This article is not about the natural history related behavior of wild animals. It is more about how we perceive them, photograph them, and what those images say to us. Some of my experiences in the field may color my view in this article, but little that is truly scientific was used. We’re just a bunch of photographers having a discussion.
We are all animals in the animal, vegetable, mineral sense. That often means our emotions can be tweaked by wildlife images. Those emotions can be uplifting, sentimental, horror filled and more. Our kinship with animals often prompts us to anthropomorphize them. Don’t feel bad if you want humanize them, I have been known to do the same.
I think we all can agree that we share the emotions of fear and anger with the animal kingdom. Personally I believe that joy (happiness) is also a shared emotion. Scientists are still debating whether animals can feel sadness the way we do. I am not a scientist but I am a believer that animals do feel sadness or sorrow. I have seen it, even though I tend to look at things through skeptical eyes. Among domestic animals, I have seen what I believe to be actual depression and possibly sorrow in horses. I know that most humans feel that they see love in the animal world as well. A mother being gentle with her offspring, or two friends gently grooming each other may or may not be love. I think the canine world from wolves to dogs, primates, and elephants come the closest to showing what truly seems to be love. They do display behaviors that at least mimic what we call love. Humor is what really separates us from the rest. I know what you’re saying. Come on have you ever watched a Chimpanzee, or even a dog. Well, they do things that make us laugh but do they really see the humor in it? Humor, even at its most basic form ( slapstick, one liners, etc.) is an intellectual experience. Logical thinking is used to understand humor. There is very little that is instinctual or even innate about it. I guess I would agree that the jury is still out on how funny animals “intend” to be.
I do think we anthropomorphize mammals even more than other animals. We are of course mammals ourselves. It seems to me that among the mammal world we assign the biggest assumption of human like thought to primates such as Gorillas, Chimpanzees, Orangutans, Monkeys and Lemurs. We are of course primates. While primates are very high on the IQ scale, so are marine mammals and some other critters. We relate to primates better. After all we’re primates and we’re smart. Right?
Ultimately my thoughts generally go back to photography. This medium can be used to accentuate, or diminish human like behavior in the animal world. Often times the success of a wildlife photo, be it mammal, bird, marine animal or reptile, rests on how the viewer will relate to the animal in the photo. The more human they seem, the more we love it.

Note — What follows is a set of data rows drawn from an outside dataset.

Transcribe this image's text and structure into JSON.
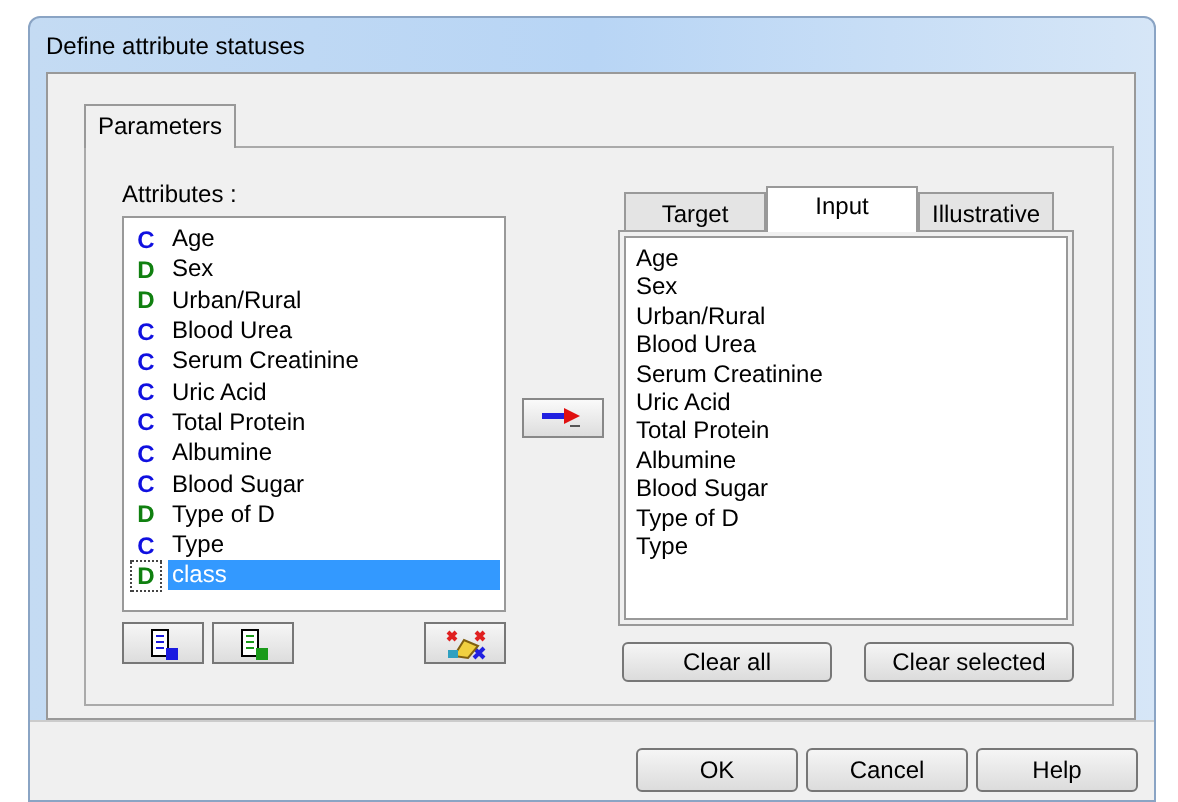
{
  "window": {
    "title": "Define attribute statuses"
  },
  "tabs": [
    {
      "label": "Parameters",
      "selected": true
    }
  ],
  "attributes": {
    "label": "Attributes :",
    "items": [
      {
        "badge": "C",
        "kind": "continuous",
        "label": "Age",
        "selected": false
      },
      {
        "badge": "D",
        "kind": "discrete",
        "label": "Sex",
        "selected": false
      },
      {
        "badge": "D",
        "kind": "discrete",
        "label": "Urban/Rural",
        "selected": false
      },
      {
        "badge": "C",
        "kind": "continuous",
        "label": "Blood Urea",
        "selected": false
      },
      {
        "badge": "C",
        "kind": "continuous",
        "label": "Serum Creatinine",
        "selected": false
      },
      {
        "badge": "C",
        "kind": "continuous",
        "label": "Uric Acid",
        "selected": false
      },
      {
        "badge": "C",
        "kind": "continuous",
        "label": "Total Protein",
        "selected": false
      },
      {
        "badge": "C",
        "kind": "continuous",
        "label": "Albumine",
        "selected": false
      },
      {
        "badge": "C",
        "kind": "continuous",
        "label": "Blood Sugar",
        "selected": false
      },
      {
        "badge": "D",
        "kind": "discrete",
        "label": "Type of D",
        "selected": false
      },
      {
        "badge": "C",
        "kind": "continuous",
        "label": "Type",
        "selected": false
      },
      {
        "badge": "D",
        "kind": "discrete",
        "label": "class",
        "selected": true
      }
    ]
  },
  "status_tabs": [
    {
      "label": "Target",
      "selected": false
    },
    {
      "label": "Input",
      "selected": true
    },
    {
      "label": "Illustrative",
      "selected": false
    }
  ],
  "status_list": [
    "Age",
    "Sex",
    "Urban/Rural",
    "Blood Urea",
    "Serum Creatinine",
    "Uric Acid",
    "Total Protein",
    "Albumine",
    "Blood Sugar",
    "Type of D",
    "Type"
  ],
  "list_buttons": [
    "Clear all",
    "Clear selected"
  ],
  "buttons": [
    "OK",
    "Cancel",
    "Help"
  ]
}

Our first picture today shows two young American Kestrel siblings either having a nice moment or a face off, you decide. The image was created by Raymond Barlow and wouldn’t we all want to have this picture in our files.
This photo is another one of those great shots by Charles Glatzer. As wildlife photographers, I would think we would also all want this picture of a Polar Bear with a seal in our files, although our emotions are surely different with this picture than with the first. Does this subject matter make the image seem cruel and inhuman like? I wonder if (human) hunters would like this one.
This picture of a Gibbon Monkey was made at the Oakland Zoo by Laurie Rubin. Laurie always owns up to images made in zoos, and she is becoming one of the best in the business at zoo photography. Does this primate picture conjure up memories of human behavior? As kids, we used to do the same thing at the schoolyard on the “monkey bars”
What about this old Chimp (also by Laurie)? Does he not seem a bit like some “grumpy old men“ you have known?
A few of my own.
Feeling left out? All of us at some time or another have been chosen last or felt left out of the group. Of course this cormorant is really just waiting for those pelicans to stir up some fish….or is he? White Pelicans and Double-crested Cormorant.
Photography is realism. That’s true whether the images we make are straight forward or very abstract. We know that it began with real life. As a medium, wildlife photography can act as a beacon of the truth, or the carrier of human emotion…….even if our subjects are not human. Either purpose is valid. One brings education and wonder. The other allows us to believe, if only for a moment, that our furry and feathered friends, feel the same way, and go through the same things we do. We can relate.
Enjoy our animal friends whether it be a Snow Leopard in the Himalayas, or your pet dog or cat that is laying at your feet as you read this.
I have spent several years writing about, and sharing pictures from the many great places in North America that I have visited. It might be surprising, but I have not come close to describing everywhere I have been. I even have some images hiding deep in my slide files from some great locations. I am (only slightly) considering seeking a few out and sharing them. I think the four most photographic locations I have been to without sharing pictures would be, Capital Reef N. P. in Utah, Death Valley N. P., the Canadian Rockies (only a few snapshots from here) and the Bighorn Mountains and Black Hills of eastern Wyoming. I have been to other great nature places from the Adirondack Mountains of New York to most of Florida, about half of California and a little of British Columbia Canada visited as a day trip on my journey to Washington State. As I child, my family and I pretty much toured the eastern half of North America. I have great memories (no pictures) from New York City, to Washington D.C, to French Canada. If nothing else I may start sharing stories from those great journeys. Every trip that we take is a journey, and they are all worth sharing. Wayne